Competition and Consumer Amendment (Abolition of Limited Merits Review) Bill 2017; Second Reading
That this bill be now read a second time.
I seek leave to have the second reading speech incorporated in Hansard.
The speech read as follows—
This Bill will abolish access to the limited merits review (LMR) regime for reviewable regulatory decisions under the national energy laws.
Through limited merits reviews, monopoly network businesses in electricity and gas have been able to seek review from the Australian Competition Tribunal of decisions made by the Australian Energy Regulator (AER) and the Economic Regulation Authority of Western Australia. This includes decisions on regulated revenues that flow through to network prices paid by energy consumers for electricity and gas transmission and distribution. To date LMR has increased consumer bills by $6.5 billion.
The LMR regime was first reviewed in 2012 by an independent panel led by Professor George Yarrow. Amendments were made in 2013 with the goal of improving timeliness, reducing costs, increasing consumer participation and refocussing the process on the long term interests of consumers.
Despite these attempted reforms, energy networks were still routinely seeking reviews of the regulators' decisions, essentially using the Australian Competition Tribunal as a second regulator.
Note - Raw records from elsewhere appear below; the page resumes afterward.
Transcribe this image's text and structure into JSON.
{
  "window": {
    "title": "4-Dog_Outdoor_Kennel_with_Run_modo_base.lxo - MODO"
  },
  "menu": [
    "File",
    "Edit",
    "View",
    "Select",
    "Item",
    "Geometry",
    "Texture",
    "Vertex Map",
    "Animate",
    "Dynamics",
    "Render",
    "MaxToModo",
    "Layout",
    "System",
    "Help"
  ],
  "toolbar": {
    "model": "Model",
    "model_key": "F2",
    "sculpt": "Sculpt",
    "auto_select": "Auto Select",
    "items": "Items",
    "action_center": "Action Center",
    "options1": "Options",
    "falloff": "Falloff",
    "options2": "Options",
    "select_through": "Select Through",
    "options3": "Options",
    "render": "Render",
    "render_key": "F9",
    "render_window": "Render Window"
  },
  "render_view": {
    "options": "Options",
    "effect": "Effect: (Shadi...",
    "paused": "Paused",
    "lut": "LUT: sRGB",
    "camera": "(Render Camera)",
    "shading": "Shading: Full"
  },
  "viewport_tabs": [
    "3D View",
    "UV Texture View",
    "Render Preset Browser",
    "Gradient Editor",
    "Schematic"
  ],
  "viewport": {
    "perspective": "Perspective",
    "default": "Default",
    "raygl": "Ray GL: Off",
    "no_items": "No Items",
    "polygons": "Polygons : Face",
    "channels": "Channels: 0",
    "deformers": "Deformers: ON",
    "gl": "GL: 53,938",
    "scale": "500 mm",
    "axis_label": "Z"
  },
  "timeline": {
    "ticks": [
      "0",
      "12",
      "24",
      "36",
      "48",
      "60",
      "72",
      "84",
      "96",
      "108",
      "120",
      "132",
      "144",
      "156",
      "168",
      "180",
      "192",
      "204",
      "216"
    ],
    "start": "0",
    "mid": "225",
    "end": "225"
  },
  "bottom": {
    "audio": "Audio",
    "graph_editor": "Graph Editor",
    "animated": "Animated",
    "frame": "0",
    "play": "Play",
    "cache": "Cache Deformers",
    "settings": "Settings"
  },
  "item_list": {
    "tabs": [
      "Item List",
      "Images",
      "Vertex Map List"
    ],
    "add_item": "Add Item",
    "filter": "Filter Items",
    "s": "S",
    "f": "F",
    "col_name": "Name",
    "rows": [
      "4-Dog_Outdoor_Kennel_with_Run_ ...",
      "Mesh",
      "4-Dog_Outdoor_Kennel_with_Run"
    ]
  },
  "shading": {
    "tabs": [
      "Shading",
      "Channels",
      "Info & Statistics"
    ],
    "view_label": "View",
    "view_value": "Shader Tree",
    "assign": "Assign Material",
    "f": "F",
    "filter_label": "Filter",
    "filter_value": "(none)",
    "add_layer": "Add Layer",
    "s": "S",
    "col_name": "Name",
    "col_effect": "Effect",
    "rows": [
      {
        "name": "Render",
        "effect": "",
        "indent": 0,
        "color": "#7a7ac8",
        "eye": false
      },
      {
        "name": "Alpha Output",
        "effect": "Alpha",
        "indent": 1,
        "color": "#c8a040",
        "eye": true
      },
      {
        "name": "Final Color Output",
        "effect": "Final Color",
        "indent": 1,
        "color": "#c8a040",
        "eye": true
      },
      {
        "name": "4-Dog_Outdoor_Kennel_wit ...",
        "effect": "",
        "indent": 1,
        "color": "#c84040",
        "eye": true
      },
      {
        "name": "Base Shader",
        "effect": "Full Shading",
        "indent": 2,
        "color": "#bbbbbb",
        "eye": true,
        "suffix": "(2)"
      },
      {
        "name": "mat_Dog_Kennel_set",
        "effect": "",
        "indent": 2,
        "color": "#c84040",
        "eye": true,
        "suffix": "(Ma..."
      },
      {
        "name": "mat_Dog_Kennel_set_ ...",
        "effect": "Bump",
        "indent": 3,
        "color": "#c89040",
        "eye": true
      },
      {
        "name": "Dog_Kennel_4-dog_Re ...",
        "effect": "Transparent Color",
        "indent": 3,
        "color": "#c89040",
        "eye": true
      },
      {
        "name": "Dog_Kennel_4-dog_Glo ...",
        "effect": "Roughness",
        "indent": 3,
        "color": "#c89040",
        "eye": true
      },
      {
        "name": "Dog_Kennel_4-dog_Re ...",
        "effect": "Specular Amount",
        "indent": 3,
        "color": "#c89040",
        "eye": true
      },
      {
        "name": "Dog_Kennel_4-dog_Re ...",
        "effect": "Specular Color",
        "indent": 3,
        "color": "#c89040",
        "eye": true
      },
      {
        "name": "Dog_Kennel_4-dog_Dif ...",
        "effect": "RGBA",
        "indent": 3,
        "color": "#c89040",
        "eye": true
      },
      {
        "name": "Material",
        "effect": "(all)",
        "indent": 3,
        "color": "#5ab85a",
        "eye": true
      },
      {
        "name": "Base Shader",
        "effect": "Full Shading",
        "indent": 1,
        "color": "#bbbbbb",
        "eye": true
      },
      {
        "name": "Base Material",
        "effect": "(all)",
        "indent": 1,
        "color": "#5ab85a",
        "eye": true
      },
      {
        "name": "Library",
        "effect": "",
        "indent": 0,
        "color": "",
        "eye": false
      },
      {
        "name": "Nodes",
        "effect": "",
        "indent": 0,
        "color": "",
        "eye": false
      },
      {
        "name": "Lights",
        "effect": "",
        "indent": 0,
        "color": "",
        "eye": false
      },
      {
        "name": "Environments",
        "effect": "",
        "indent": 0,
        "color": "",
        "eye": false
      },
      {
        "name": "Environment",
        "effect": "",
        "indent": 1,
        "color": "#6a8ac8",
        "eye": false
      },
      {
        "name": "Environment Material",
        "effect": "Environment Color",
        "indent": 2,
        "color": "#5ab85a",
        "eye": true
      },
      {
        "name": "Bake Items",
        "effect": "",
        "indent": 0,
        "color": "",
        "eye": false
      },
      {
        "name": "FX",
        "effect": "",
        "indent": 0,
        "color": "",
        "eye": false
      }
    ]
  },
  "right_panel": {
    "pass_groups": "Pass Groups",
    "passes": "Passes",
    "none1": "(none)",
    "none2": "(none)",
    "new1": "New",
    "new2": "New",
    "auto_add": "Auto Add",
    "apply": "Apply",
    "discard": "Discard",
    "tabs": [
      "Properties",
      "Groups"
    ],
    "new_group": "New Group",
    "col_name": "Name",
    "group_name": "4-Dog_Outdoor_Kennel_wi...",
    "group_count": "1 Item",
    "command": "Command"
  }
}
In response the Council of Australian Governments (COAG) Energy Council reviewed the LMR regime again in 2016. The review found that the 2013 amendments to the regime had largely failed, including that LMR: remained routine; had significant costs to all participants; presented barriers to meaningful consumer participation; led to significant regulatory and price uncertainty; and was failing to demonstrate outcomes that were in the long term interests of consumers.
The COAG Energy Council determined that the LMR regime was still failing to meet its policy intent with the consequence of higher prices for consumers.
In the face of escalating energy prices the Government is taking action to stop energy networks using LMR to extract monopoly rents from consumers.
That is why the Government announced on 20 June 2016 that it would divest the Australian Competition Tribunal of its LMR function—effectively abolishing the regime.
This bill will prevent the Australian Competition Tribunal from reviewing certain decisions made under the national energy laws, in particular, electricity network revenue determinations and gas access arrangements, with the exception of decisions relating to disclosure of confidential or protected information. Further, the bill will ensure that decisions made by the AER under those laws are not subject to merits review by any other State or Territory body.
Divesting the Tribunal of its function of reviewing decisions made under the national energy laws should reduce pressure on electricity prices.
It will put the power back to where it rightly should be, with the regulator. The AER is best placed to prevent inefficient costs being passed on to consumers.
A strong regulator is the best way to reduce pressure on network costs which make up around half of the average electricity bill in Australia.
Ordered that further consideration of the second reading of this bill be adjourned to 16 October 2017, in accordance with standing order 111.